Wednesday, April 05, 2006

Crise de nerf

Three million people on the streets of Paris. All protesting about the most minor of changes to labour laws that would probably have a slightly positive effect on the high rates of French unemployment.

This seems to be another waymark in the decline of France into political and economic irrelevance. President Jacques Chirac, himself re-elected for his second term only in preference to the extreme and thuggish Jean-Marie Le Pen, continues to brazen out a leadership that has utterly run out of ideas.

The narrow elite of the French Republic, educated in the Grandes Ecoles, seems gripped with doubt. The confidence of Charles de Gaulle or Jean Monnet in a certaine idee de La France has given way to a defensive and querulous determination to resist change. Now around 200,000 French citizens have come to Britain- French schools in London are massively over subscribed, and the streets of South Kensington now echo to the language of Voltaire on a scale not seen ever before. Could anything demonstrate more clearly the failure of "the French model" than the fact that its most gilded products can no longer find a satisfactory home in France?

There is another side to the French nervous breakdown. In my own family, my French brother in law has built a highly successful business, despite the fact that he is not a product of the higher university system himself. However, he has built his business in Britain, since in France he may not rise beyond a certain level in either public or private sector. In the UK he is now a highly successful entrepreneur ( a word, I should remind President Bush, that is French in origin). As passionate Frenchman as he is, especially when it comes to sport, he finds far more opportunities in the UK than in France.

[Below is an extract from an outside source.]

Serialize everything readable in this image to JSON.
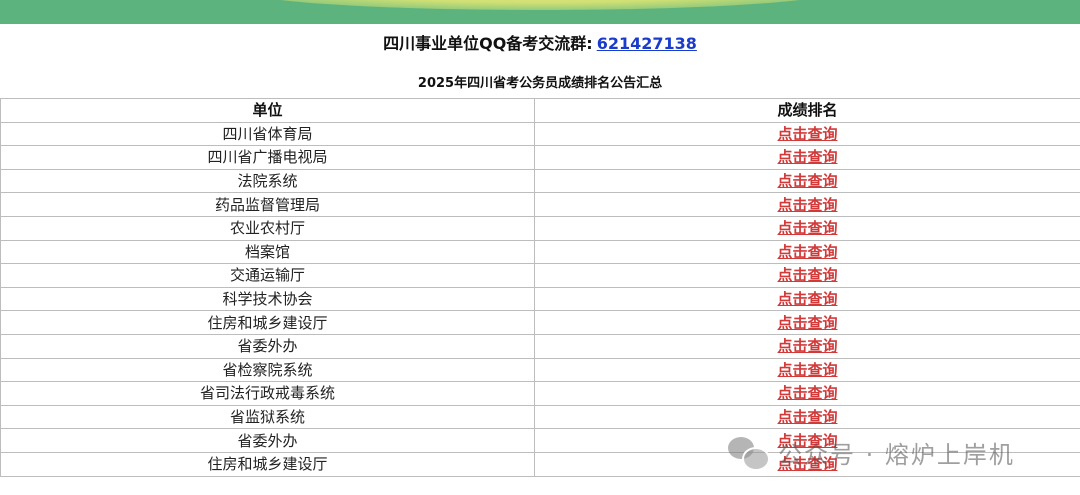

No wonder that three million people are on the streets- but they are fighting the wrong battles. No-one owes France a living, and no-one will pay French bills, if they themselves will not. The openness and ambition that characterized the first years of the French Fifth Republic has given way to fear. The theatrical exit that M. Chirac manufactured when one of his countrymen addressed a European body in English, reflected a cultural defensiveness rather than confidence. The rudeness that he showed to the new entrants into the European Union has not been forgotten. Despite being on the popular (and perhaps correct) side of the argument as far as the invasion of Iraq is concerned, France has squandered its opportunities.

France is at a crossroads- A key player in Europe seems depressingly unable to face up to the need for radical social changes in order to respond to the revitalised challenge of Asia. For as long as this willful blindness continues, the crisis will continue. However, this is France, and her fractious, argumentative and free people will not tolerate for long the kind of failure that this generation of politicians, drawn from the same narrow and homogeneous power elite, are prepared to serve up to them.

Vive La Revolution!

1 comment:

Cicero said...

Bloody Hell, I see that the French Embassy now thinks that over 400,000 Young, French workers have come to the UK... thought I detected better croissants at Pret a Manger.